Reflections on Quality Improvement workshop at RCOT2017
At the RCOT annual conference in Birmingham I co-facilitated a workshop with Ben Whittaker called ‘Quality Improvement: Creatively designing sustainable services’ (you can download the slides here). With 23 participants in the room we had an inspiring and fruitful discussion. Comments made by participants suggested they left feeling more optimistic about the occupational therapist’s role as an agent of change in having a positive impact on the quality of their service.
The aims of our session were to explore how the principles of sustainable healthcare support quality improvement interventions, and how occupational therapy aligns with the sustainability strategy in health and social care. We considered that when occupational therapy is ‘Improving Lives, Saving Money’ it also saving carbon and reducing waste, and is therefore meeting the sustainable healthcare ‘triple bottom line’ of economic, social and environmental benefits.
I shared the current work being undertaken by a project group within the World Federation of Occupational Therapists (WFOT) who are in the process of designing a framework of quality indicators by which occupational therapists and stakeholders can design, evaluate and demonstrate impact of occupational therapy services around the world. In the workshop we discussed the Royal College of Physicians quality indicator framework, which includes Sustainability alongside Equity, Accessibility, Appropriateness, Safety, Effectiveness, and being Patient-centred.
Ben highlighted factors involved in sustainable healthcare and reasons for our need to be concerned with the social, environmental and financial impact of our services, and the NHS agenda to reduce its carbon footprint by 80% by 2050. Climate change is the biggest global health threat of the 21st century – it can feel overwhelming to think about ‘but what can I do?’ with such a huge problem. Ben explored the principles of sustainable healthcare in relation to quality improvement.
The workshop shared a practice example from occupational therapists participating in the current Green Ward competition at Southampton General Hospital. This provided a tangible example of the specific and positive impact that frontline occupational therapists can have in wider healthcare systems, based on our thinking about occupation in everyday life. Many participants expressed interest in the Green Ward competition and took information on how to get their Trusts signed up.

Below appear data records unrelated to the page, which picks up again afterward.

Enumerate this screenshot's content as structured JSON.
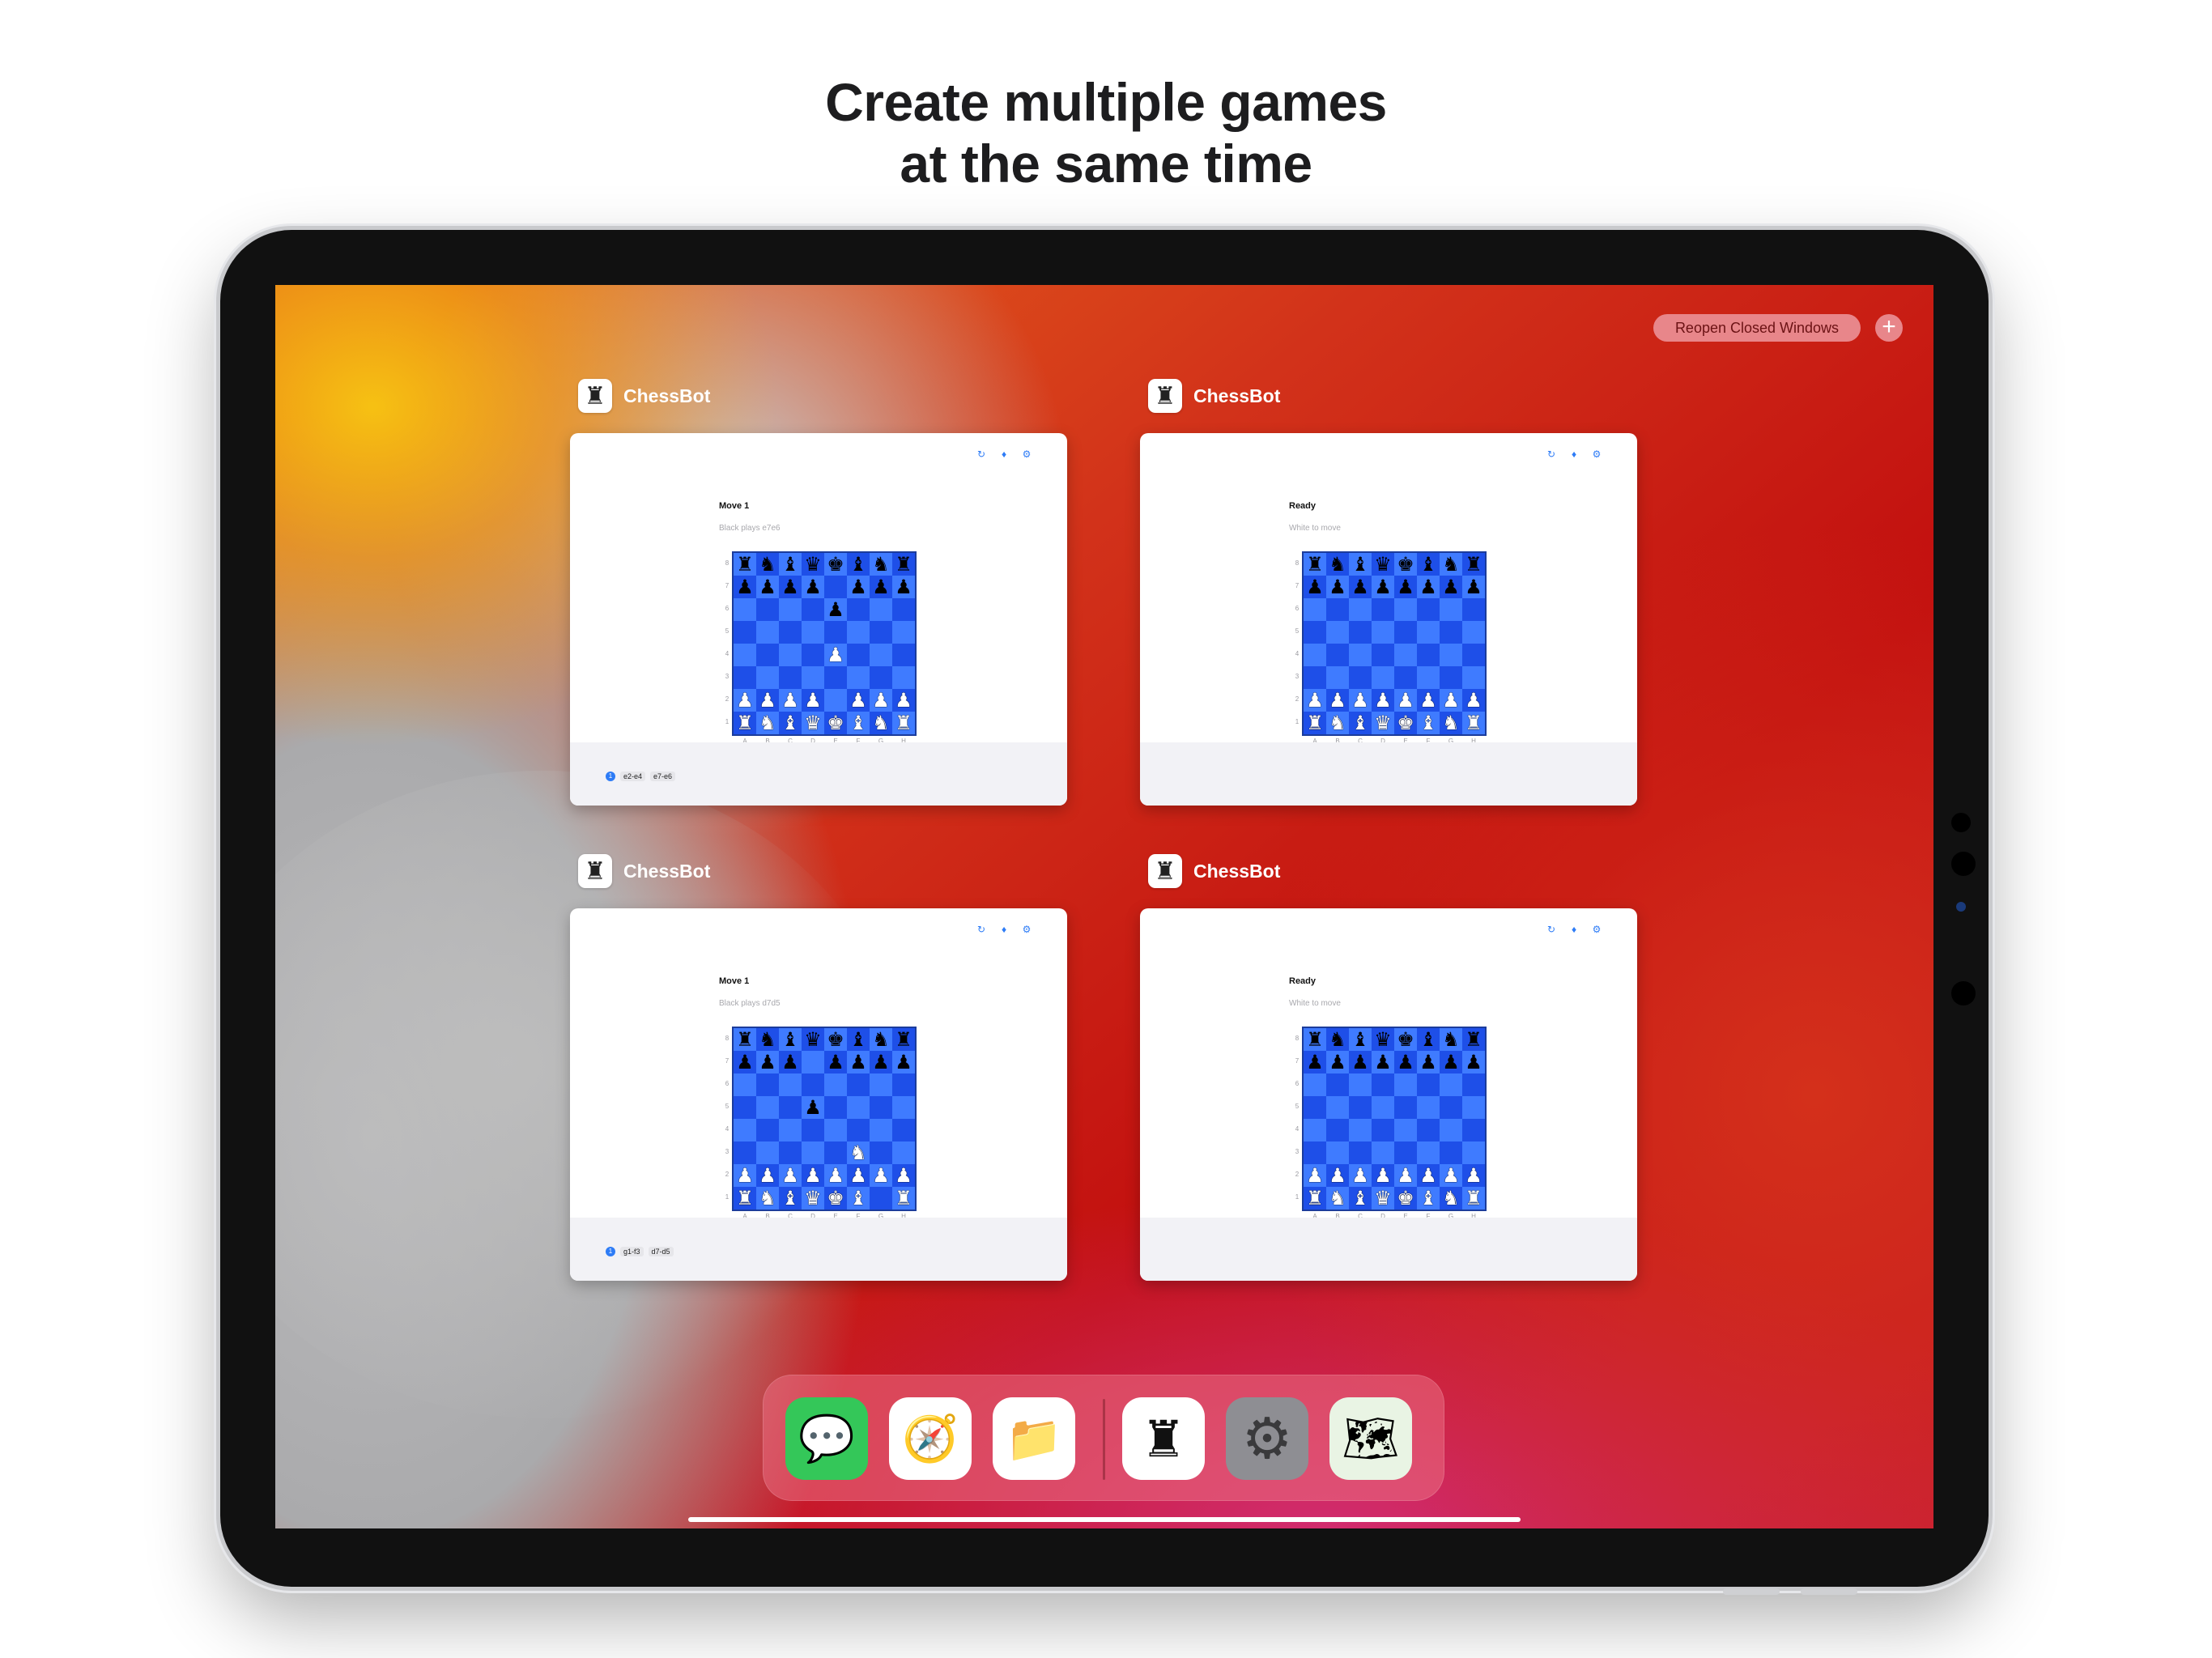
{
  "headline": {
    "line1": "Create multiple games",
    "line2": "at the same time"
  },
  "top_bar": {
    "reopen_label": "Reopen Closed Windows",
    "plus_label": "+"
  },
  "windows": [
    {
      "app_name": "ChessBot",
      "status_title": "Move 1",
      "status_sub": "Black plays e7e6",
      "moves": [
        "e2-e4",
        "e7-e6"
      ],
      "board": [
        "rnbqkbnr",
        "pppp.ppp",
        "....p...",
        "........",
        "....P...",
        "........",
        "PPPP.PPP",
        "RNBQKBNR"
      ]
    },
    {
      "app_name": "ChessBot",
      "status_title": "Ready",
      "status_sub": "White to move",
      "moves": [],
      "board": [
        "rnbqkbnr",
        "pppppppp",
        "........",
        "........",
        "........",
        "........",
        "PPPPPPPP",
        "RNBQKBNR"
      ]
    },
    {
      "app_name": "ChessBot",
      "status_title": "Move 1",
      "status_sub": "Black plays d7d5",
      "moves": [
        "g1-f3",
        "d7-d5"
      ],
      "board": [
        "rnbqkbnr",
        "ppp.pppp",
        "........",
        "...p....",
        "........",
        ".....N..",
        "PPPPPPPP",
        "RNBQKB.R"
      ]
    },
    {
      "app_name": "ChessBot",
      "status_title": "Ready",
      "status_sub": "White to move",
      "moves": [],
      "board": [
        "rnbqkbnr",
        "pppppppp",
        "........",
        "........",
        "........",
        "........",
        "PPPPPPPP",
        "RNBQKBNR"
      ]
    }
  ],
  "board_files": [
    "A",
    "B",
    "C",
    "D",
    "E",
    "F",
    "G",
    "H"
  ],
  "board_ranks": [
    "8",
    "7",
    "6",
    "5",
    "4",
    "3",
    "2",
    "1"
  ],
  "dock": [
    {
      "name": "messages-icon",
      "bg": "#34c759",
      "glyph": "💬"
    },
    {
      "name": "safari-icon",
      "bg": "#ffffff",
      "glyph": "🧭"
    },
    {
      "name": "files-icon",
      "bg": "#ffffff",
      "glyph": "📁"
    },
    {
      "name": "chessbot-icon",
      "bg": "#ffffff",
      "glyph": "♜"
    },
    {
      "name": "settings-icon",
      "bg": "#8e8e93",
      "glyph": "⚙"
    },
    {
      "name": "maps-icon",
      "bg": "#e9f4e4",
      "glyph": "🗺"
    }
  ],
  "colors": {
    "board_light": "#3f7bff",
    "board_dark": "#1e4fe8",
    "accent": "#2e7cf6"
  }
}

As we moved into project groups there was lively discussion and lots of ideas shared. We went from thinking about the sometimes gloomy perspective of service cuts and financial restriction to being agents of change with models of thinking that are inspiring and innovative allowing healthier people, services and planet.
In thinking about equipment, there was a very innovative idea of how equipment can be tracked and returned for recycling or re-use, something that currently seems to be getting worse, not better with single patient use equipment being distributed and poor or no access to recycling depots. Other participants expressed concern that materials can be provided for service users based on their diagnosis rather than their specific needs.
Participants also expressed their concern with bed day targets being finance driven rather than needs led. Assessing needs along with supportive systems could allow improved quality of care which will include better outcomes. There was lots of talk about the need to work collaboratively with our colleagues, the families and the communities where our services and service users are based and function in. Ensuring that services are ‘Appropriate’ to the service user’s needs as such are delivered by the right person, at the right time, right intervention, to the right person, in the right place.
Some of the feedback comments following the workshop were around how it was accessible for persons working at all levels of the system – that as clinicians, managers, commissioners etc we are all responsible and can be agents of change.
We look forward to continuing these conversations, and the growing engagement of occupational therapists and those we work with in thinking about what we do locally while impacting globally for the good of all.